By Luiz André Barroso, Google
A model of computing that involves applications and services offered remotely by large-scale datacenters has been increasing in popularity, due in large part to the efficiencies achievable by co-locating vast computing and storage capabilities and by amortizing their cost over many users and applications. Achieving such large efficiencies in practice, however, requires further understanding of this new computing platform; how to design it and how to best program it. In this talk I will provide an overview of this new class of Warehouse-scale computing systems, describing some of their key features and challenges involved in their design, programming and operation. Bio: Luiz André Barroso is a Distinguished Engineer at Google, where he has worked across several engineering areas, ranging from applications and software infrastructure to the design of Google's computing platform. He has recently co-authored with Urs Hölzle a short book on this topic titled "The Datacenter as a Computer". Prior to working at Google, he was a member of the research staff at Compaq and Digital Equipment Corporation, where his group did some of the pioneering work on computer architectures for commercial workloads. That work included the design of Piranha, a system based on an aggressive chip-multiprocessing, which helped inspire some of the multi-core CPUs that are now in the mainstream.

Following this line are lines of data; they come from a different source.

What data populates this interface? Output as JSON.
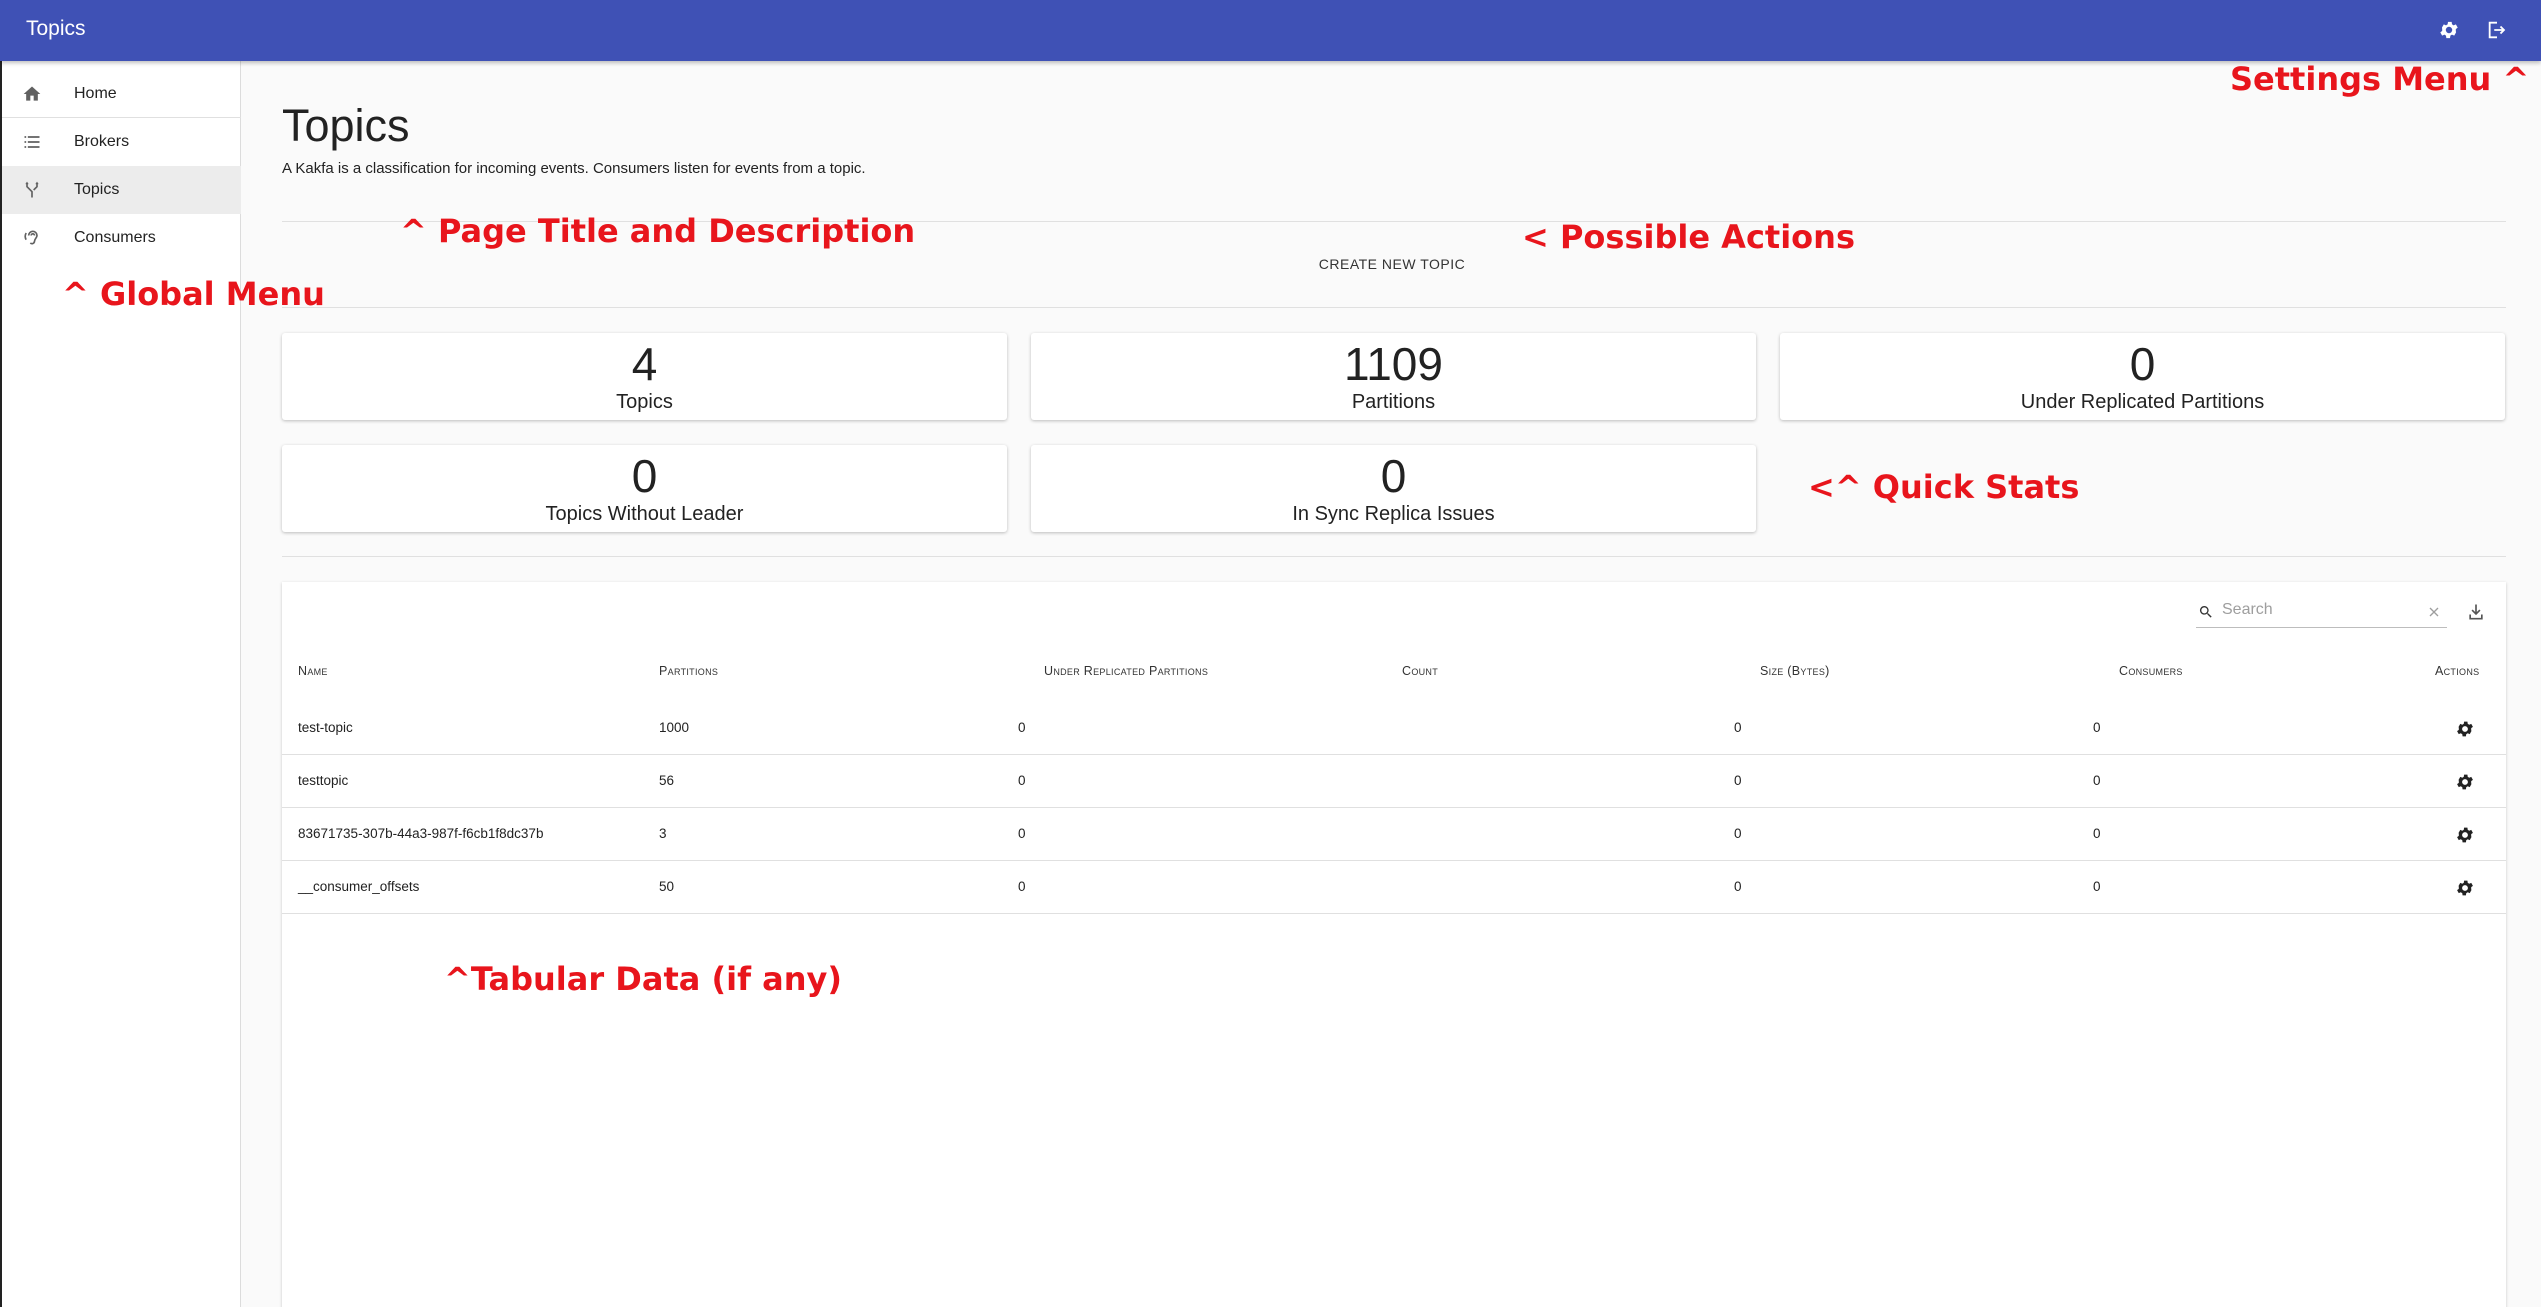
{
  "appbar": {
    "title": "Topics",
    "settings_icon": "gear-icon",
    "signout_icon": "exit-icon"
  },
  "sidebar": {
    "items": [
      {
        "label": "Home",
        "icon": "home-icon"
      },
      {
        "label": "Brokers",
        "icon": "list-icon"
      },
      {
        "label": "Topics",
        "icon": "fork-icon",
        "active": true
      },
      {
        "label": "Consumers",
        "icon": "ear-icon"
      }
    ]
  },
  "page": {
    "title": "Topics",
    "description": "A Kakfa is a classification for incoming events. Consumers listen for events from a topic.",
    "action_label": "CREATE NEW TOPIC"
  },
  "stats": [
    {
      "value": "4",
      "label": "Topics"
    },
    {
      "value": "1109",
      "label": "Partitions"
    },
    {
      "value": "0",
      "label": "Under Replicated Partitions"
    },
    {
      "value": "0",
      "label": "Topics Without Leader"
    },
    {
      "value": "0",
      "label": "In Sync Replica Issues"
    }
  ],
  "table": {
    "search_placeholder": "Search",
    "headers": [
      "Name",
      "Partitions",
      "Under Replicated Partitions",
      "Count",
      "Size (Bytes)",
      "Consumers",
      "Actions"
    ],
    "rows": [
      {
        "name": "test-topic",
        "partitions": "1000",
        "under_replicated": "0",
        "count": "",
        "size": "0",
        "consumers": "0"
      },
      {
        "name": "testtopic",
        "partitions": "56",
        "under_replicated": "0",
        "count": "",
        "size": "0",
        "consumers": "0"
      },
      {
        "name": "83671735-307b-44a3-987f-f6cb1f8dc37b",
        "partitions": "3",
        "under_replicated": "0",
        "count": "",
        "size": "0",
        "consumers": "0"
      },
      {
        "name": "__consumer_offsets",
        "partitions": "50",
        "under_replicated": "0",
        "count": "",
        "size": "0",
        "consumers": "0"
      }
    ]
  },
  "annotations": {
    "settings_menu": "Settings Menu ^",
    "page_title": "^ Page Title and Description",
    "actions": "< Possible Actions",
    "global_menu": "^ Global Menu",
    "quick_stats": "<^ Quick Stats",
    "tabular": "^Tabular Data (if any)"
  },
  "colors": {
    "appbar": "#3f51b5",
    "annotation": "#e8151c",
    "active_nav": "#ececec"
  }
}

Luiz has a Ph.D. degree in computer engineering from the University of Southern California and B.S. and M.S. degrees in electrical engineering from the Pontifícia Universidade Católica, Rio de Janeiro.
This article was published on Apr 20, 2010